When I first played Abe’s Oddysee years ago, and even with my first few moments with New n’ Tasty, I failed to realize the fact that though the game presents the usual trappings of a side-scrolling platformer, this is in fact more of a puzzle game than anything else. You’re required to study enemy movements, environmental obstacles and exploitable features and the best way to both get to your goal and to potentially make your way back again. This is most clearly emphasized in the secret areas of the game, of which there are more than a few. There are certain levels that contain a number of these areas, and other levels that contain none at all, but if you want Abe to be successful in his quest for emancipation, then you’re going to need to keep your eyes open. These areas are some of the more challenging segments of the game, and require quick thought, solid planning and a good grasp of both the controls and the controller.
While playing Oddworld: New ‘n’ Tasty, it took me a little while to realize what was happening to cause me to feel a little off about the whole experience. I appreciated the world that I was in, I was intrigued by what later stages of the game might show me, and I was experiencing relief when I got past a particularly tricky section. However, it was this relief that made me realize what was going on: I just wasn’t having that much fun. Instead, I was almost constantly worried about making a single wrong move and losing progress or concerned that I was missing opportunities to rescue Mudokons (which can affect the ending of the game). Whenever I cover a game, I try to ask myself if I would still be playing if I didn’t feel an obligation to do so, and it was at this point that I realized that New ‘n’ Tasty wasn’t really giving me much in return for what I was putting in.
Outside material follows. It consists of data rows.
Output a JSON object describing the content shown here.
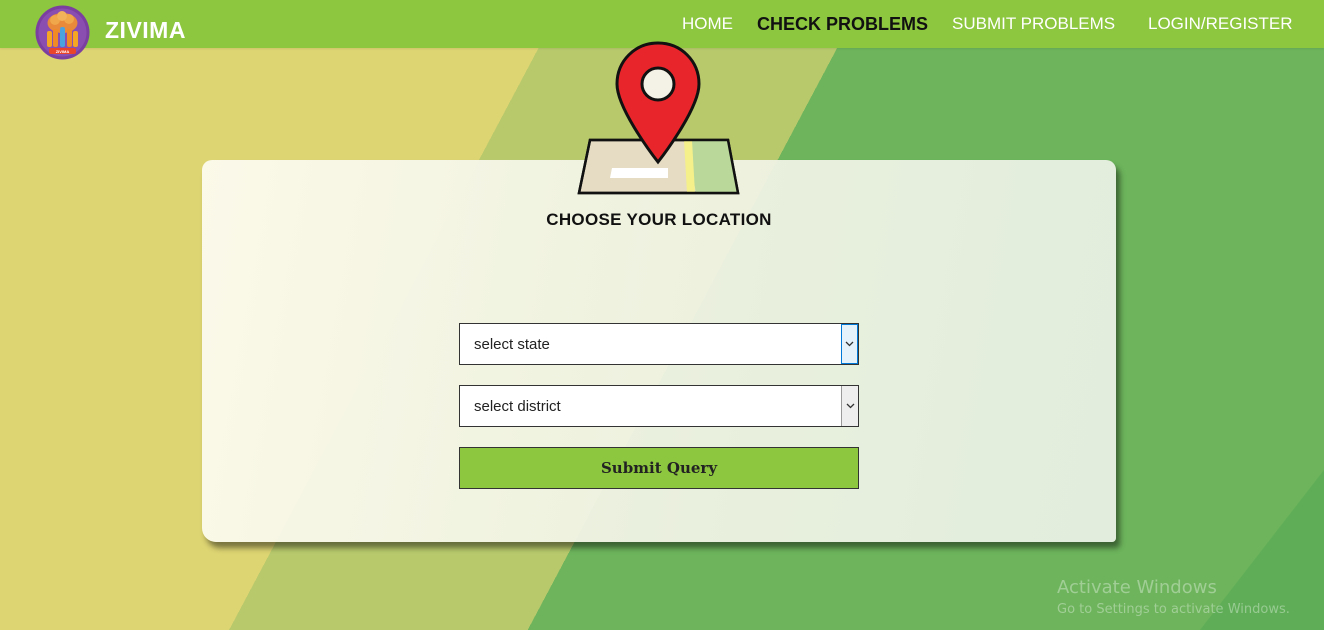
{
  "brand": {
    "name": "ZIVIMA",
    "logo_text": "ZIVIMA",
    "logo_icon": "tree-people-icon"
  },
  "nav": {
    "items": [
      {
        "label": "HOME",
        "active": false
      },
      {
        "label": "CHECK PROBLEMS",
        "active": true
      },
      {
        "label": "SUBMIT PROBLEMS",
        "active": false
      },
      {
        "label": "LOGIN/REGISTER",
        "active": false
      }
    ]
  },
  "location_form": {
    "icon": "map-pin-icon",
    "title": "CHOOSE YOUR LOCATION",
    "state_select": {
      "selected": "select state"
    },
    "district_select": {
      "selected": "select district"
    },
    "submit_label": "Submit Query"
  },
  "watermark": {
    "title": "Activate Windows",
    "subtitle": "Go to Settings to activate Windows."
  },
  "colors": {
    "nav_green": "#8dc63f",
    "button_green": "#8dc63f",
    "pin_red": "#e8252b",
    "bg_yellow": "#ddd472",
    "bg_green": "#6db45c"
  }
}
This was a difficult conclusion to come to, as it’s clear that the work that Just Add Water has done on the title is impressive both in terms of visuals and how authentically New ‘n’ Tasty adheres to the feel of the original. However, it’s also the case that at its core, New ‘n’ Tasty is built on a game that is now over twenty years old. While there have been some concessions made to appease a modern audience, the drive for authenticity has meant that a number of design decisions have been brought forward that the past decades of game-design progress might have done away with. For those looking for an update to one of their favorite games, New ‘n’ Tasty is a well-crafted update, but for newer players, there’s a decent chance that you might bounce off.
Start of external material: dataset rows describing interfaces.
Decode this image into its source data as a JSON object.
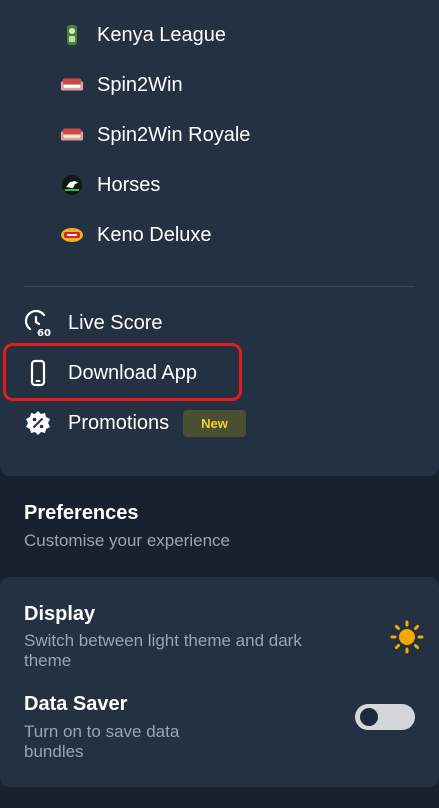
{
  "games": [
    {
      "label": "Kenya League",
      "icon": "kenya-league-icon"
    },
    {
      "label": "Spin2Win",
      "icon": "spin2win-icon"
    },
    {
      "label": "Spin2Win Royale",
      "icon": "spin2win-royale-icon"
    },
    {
      "label": "Horses",
      "icon": "horses-icon"
    },
    {
      "label": "Keno Deluxe",
      "icon": "keno-deluxe-icon"
    }
  ],
  "menu": {
    "live_score": {
      "label": "Live Score",
      "icon_text": "60"
    },
    "download_app": {
      "label": "Download App"
    },
    "promotions": {
      "label": "Promotions",
      "badge": "New"
    }
  },
  "preferences": {
    "title": "Preferences",
    "subtitle": "Customise your experience"
  },
  "display": {
    "title": "Display",
    "description": "Switch between light theme and dark theme",
    "theme_icon": "sun-icon"
  },
  "data_saver": {
    "title": "Data Saver",
    "description": "Turn on to save data bundles",
    "enabled": false
  },
  "colors": {
    "background": "#172130",
    "panel": "#243142",
    "highlight": "#e01e1e",
    "badge_text": "#f2d22a",
    "sun": "#f5a800"
  }
}
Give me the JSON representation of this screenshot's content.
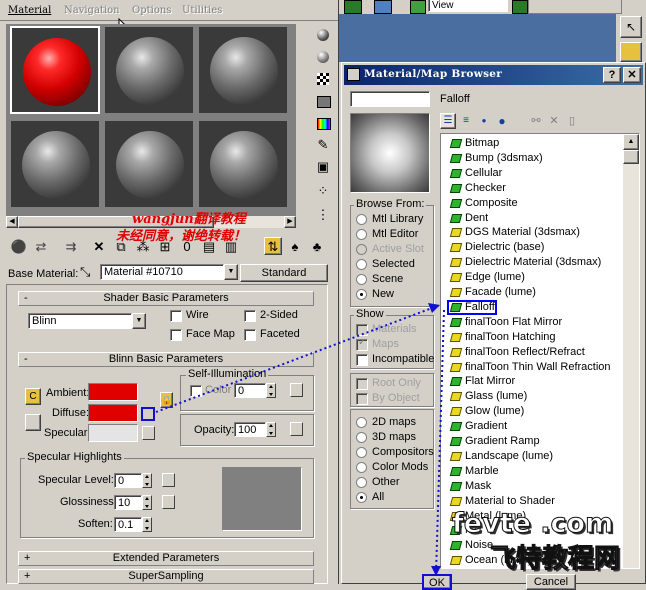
{
  "menu": {
    "items": [
      "Material",
      "Navigation",
      "Options",
      "Utilities"
    ]
  },
  "watermark": {
    "line1": "wangjun翻译教程",
    "line2": "未经同意，谢绝转载！",
    "brand": "fevte .com",
    "brand_cn": "飞特教程网"
  },
  "base_material": {
    "label": "Base Material:",
    "value": "Material #10710",
    "type_button": "Standard"
  },
  "shader_rollup": {
    "title": "Shader Basic Parameters",
    "sign": "-",
    "shader": "Blinn",
    "wire": "Wire",
    "two_sided": "2-Sided",
    "face_map": "Face Map",
    "faceted": "Faceted"
  },
  "blinn_rollup": {
    "title": "Blinn Basic Parameters",
    "sign": "-",
    "self_illum": "Self-Illumination",
    "color_label": "Color",
    "color_value": "0",
    "ambient": "Ambient:",
    "diffuse": "Diffuse:",
    "specular": "Specular:",
    "opacity_label": "Opacity:",
    "opacity_value": "100",
    "ambient_color": "#e00000",
    "diffuse_color": "#e00000",
    "specular_color": "#e4e4e4",
    "lock_letter": "C"
  },
  "spec_highlights": {
    "title": "Specular Highlights",
    "level_label": "Specular Level:",
    "level_value": "0",
    "gloss_label": "Glossiness:",
    "gloss_value": "10",
    "soften_label": "Soften:",
    "soften_value": "0.1"
  },
  "extended_rollup": {
    "title": "Extended Parameters",
    "sign": "+"
  },
  "supersampling_rollup": {
    "title": "SuperSampling",
    "sign": "+"
  },
  "bg_toolbar": {
    "view_label": "View"
  },
  "browser": {
    "title": "Material/Map Browser",
    "help_button": "?",
    "close_button": "✕",
    "name_field": "",
    "current_name": "Falloff",
    "browse_from_title": "Browse From:",
    "browse_from": [
      {
        "label": "Mtl Library",
        "enabled": true,
        "selected": false
      },
      {
        "label": "Mtl Editor",
        "enabled": true,
        "selected": false
      },
      {
        "label": "Active Slot",
        "enabled": false,
        "selected": false
      },
      {
        "label": "Selected",
        "enabled": true,
        "selected": false
      },
      {
        "label": "Scene",
        "enabled": true,
        "selected": false
      },
      {
        "label": "New",
        "enabled": true,
        "selected": true
      }
    ],
    "show_title": "Show",
    "show": [
      {
        "label": "Materials",
        "enabled": false,
        "checked": false
      },
      {
        "label": "Maps",
        "enabled": false,
        "checked": true
      },
      {
        "label": "Incompatible",
        "enabled": true,
        "checked": false
      }
    ],
    "root_only": "Root Only",
    "by_object": "By Object",
    "map_types": [
      {
        "label": "2D maps",
        "selected": false
      },
      {
        "label": "3D maps",
        "selected": false
      },
      {
        "label": "Compositors",
        "selected": false
      },
      {
        "label": "Color Mods",
        "selected": false
      },
      {
        "label": "Other",
        "selected": false
      },
      {
        "label": "All",
        "selected": true
      }
    ],
    "list": [
      "Bitmap",
      "Bump (3dsmax)",
      "Cellular",
      "Checker",
      "Composite",
      "Dent",
      "DGS Material (3dsmax)",
      "Dielectric (base)",
      "Dielectric Material (3dsmax)",
      "Edge (lume)",
      "Facade (lume)",
      "Falloff",
      "finalToon Flat Mirror",
      "finalToon Hatching",
      "finalToon Reflect/Refract",
      "finalToon Thin Wall Refraction",
      "Flat Mirror",
      "Glass (lume)",
      "Glow (lume)",
      "Gradient",
      "Gradient Ramp",
      "Landscape (lume)",
      "Marble",
      "Mask",
      "Material to Shader",
      "Metal (lume)",
      "Mix",
      "Noise",
      "Ocean (lume)"
    ],
    "list_icon_colors": [
      "green",
      "green",
      "green",
      "green",
      "green",
      "green",
      "yellow",
      "yellow",
      "yellow",
      "yellow",
      "yellow",
      "green",
      "green",
      "yellow",
      "yellow",
      "yellow",
      "green",
      "yellow",
      "yellow",
      "green",
      "green",
      "yellow",
      "green",
      "green",
      "yellow",
      "yellow",
      "green",
      "green",
      "yellow"
    ],
    "selected_item": "Falloff",
    "ok_button": "OK",
    "cancel_button": "Cancel"
  },
  "colors": {
    "titlebar": "#0a246a",
    "selection_border": "#0000ff",
    "watermark_red": "#e00000",
    "arrow_blue": "#1010d0"
  }
}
There are two sides to how I view Oddworld: New ‘n’ Tasty now that I’ve come out the other side of the experience: an objective appreciation for how well this updated experience is crafted and a subjective realization that perhaps this game hasn’t aged all that well. Visually and technically, Just Add Water have done an excellent job of making a 1997 title feel current and modern, but mechanically and in terms of gameplay, New ‘n’ Tasty feels firmly set in the time of the original PlayStation where games weren’t expected to welcome players in with open arms and where you were almost expected to prove your worthiness of seeing the latter stages of a title. Oddworld: New ‘n’ Tasty would be worth a look if you were fan of the original or are interested in seeing how a remake can breathe new life into a game, but you’ll need to be aware that New ‘n’ Tasty is very much a product of its original time.